Problem requirements =>
Please copy every line from the records below that contains the string "target".
_ _ _ _ _
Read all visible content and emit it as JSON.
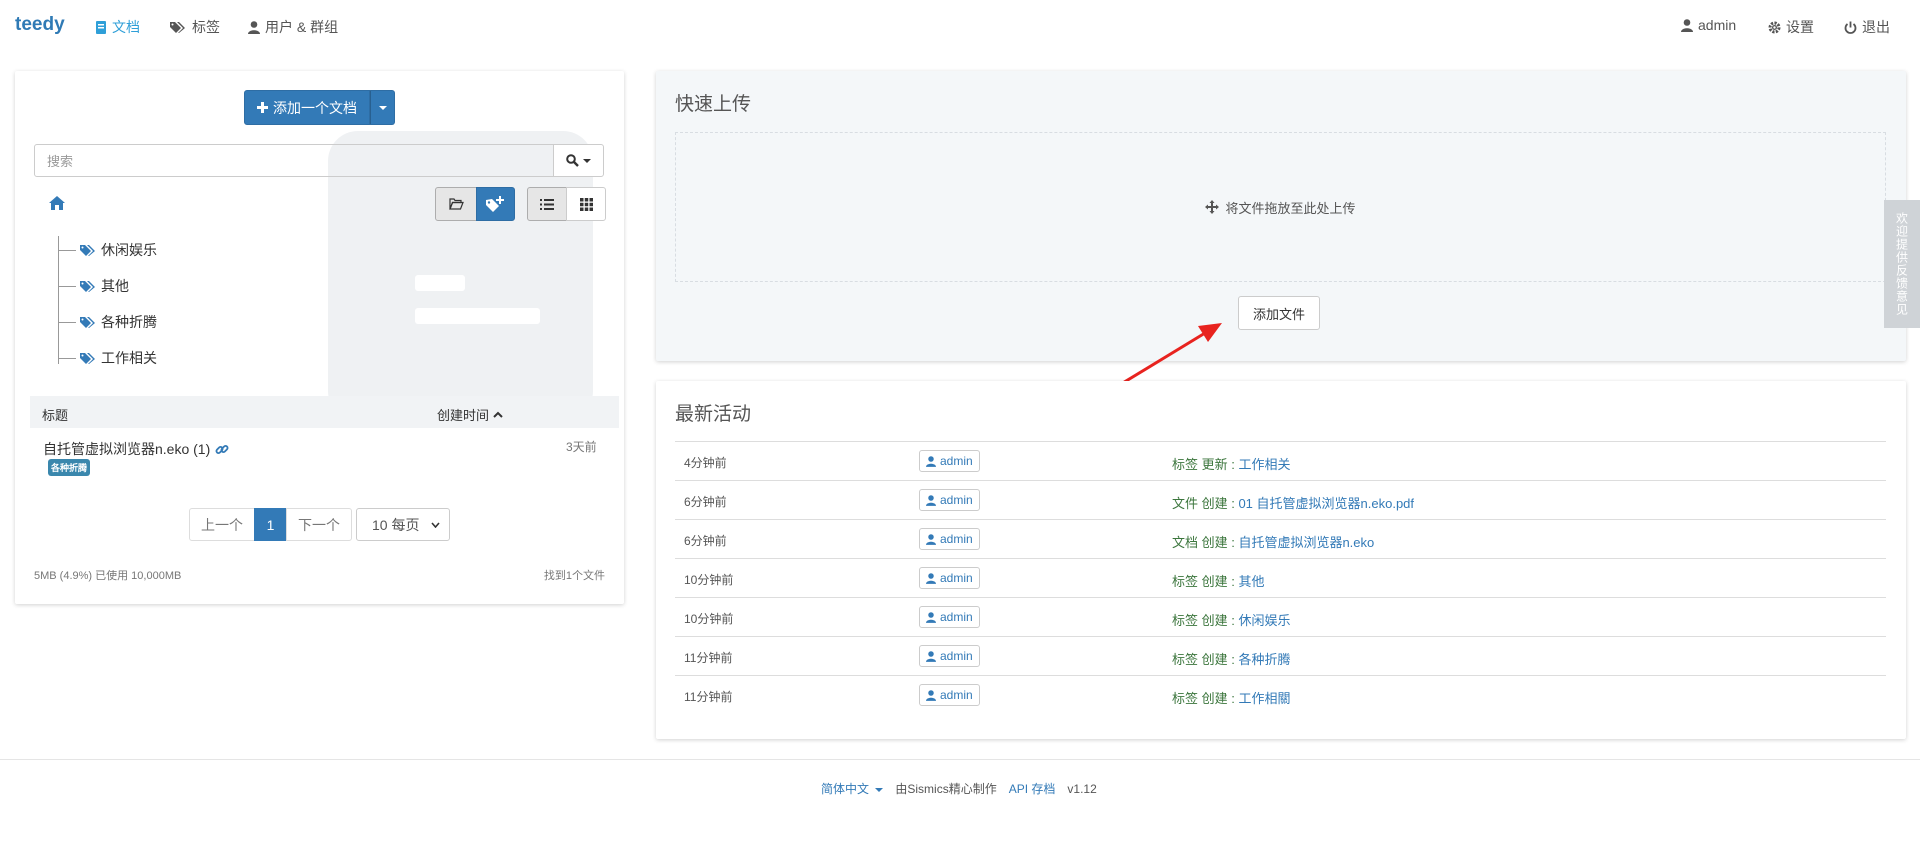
{
  "nav": {
    "brand": "teedy",
    "documents": "文档",
    "tags": "标签",
    "users_groups": "用户 & 群组",
    "user": "admin",
    "settings": "设置",
    "logout": "退出"
  },
  "left": {
    "add_document": "添加一个文档",
    "search_placeholder": "搜索",
    "tags": [
      "休闲娱乐",
      "其他",
      "各种折腾",
      "工作相关"
    ],
    "table_headers": {
      "title": "标题",
      "created": "创建时间"
    },
    "documents": [
      {
        "title": "自托管虚拟浏览器n.eko (1)",
        "tag": "各种折腾",
        "date": "3天前"
      }
    ],
    "pagination": {
      "prev": "上一个",
      "page": "1",
      "next": "下一个",
      "per_page": "10 每页"
    },
    "quota": "5MB (4.9%) 已使用 10,000MB",
    "found": "找到1个文件"
  },
  "upload": {
    "title": "快速上传",
    "drop_hint": "将文件拖放至此处上传",
    "add_file": "添加文件"
  },
  "activity": {
    "title": "最新活动",
    "rows": [
      {
        "time": "4分钟前",
        "user": "admin",
        "action": "标签 更新 : ",
        "target": "工作相关"
      },
      {
        "time": "6分钟前",
        "user": "admin",
        "action": "文件 创建 : ",
        "target": "01 自托管虚拟浏览器n.eko.pdf"
      },
      {
        "time": "6分钟前",
        "user": "admin",
        "action": "文档 创建 : ",
        "target": "自托管虚拟浏览器n.eko"
      },
      {
        "time": "10分钟前",
        "user": "admin",
        "action": "标签 创建 : ",
        "target": "其他"
      },
      {
        "time": "10分钟前",
        "user": "admin",
        "action": "标签 创建 : ",
        "target": "休闲娱乐"
      },
      {
        "time": "11分钟前",
        "user": "admin",
        "action": "标签 创建 : ",
        "target": "各种折腾"
      },
      {
        "time": "11分钟前",
        "user": "admin",
        "action": "标签 创建 : ",
        "target": "工作相關"
      }
    ]
  },
  "footer": {
    "language": "简体中文",
    "made_by": "由Sismics精心制作",
    "api": "API 存档",
    "version": "v1.12"
  },
  "feedback": "欢迎提供反馈意见",
  "colors": {
    "primary": "#337ab7",
    "brand": "#2f7ab5",
    "success_text": "#3c763d",
    "tag_badge": "#3a87ad"
  }
}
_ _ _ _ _
Your response =>
        "target": "工作相关"
        "target": "01 自托管虚拟浏览器n.eko.pdf"
        "target": "自托管虚拟浏览器n.eko"
        "target": "其他"
        "target": "休闲娱乐"
        "target": "各种折腾"
        "target": "工作相關"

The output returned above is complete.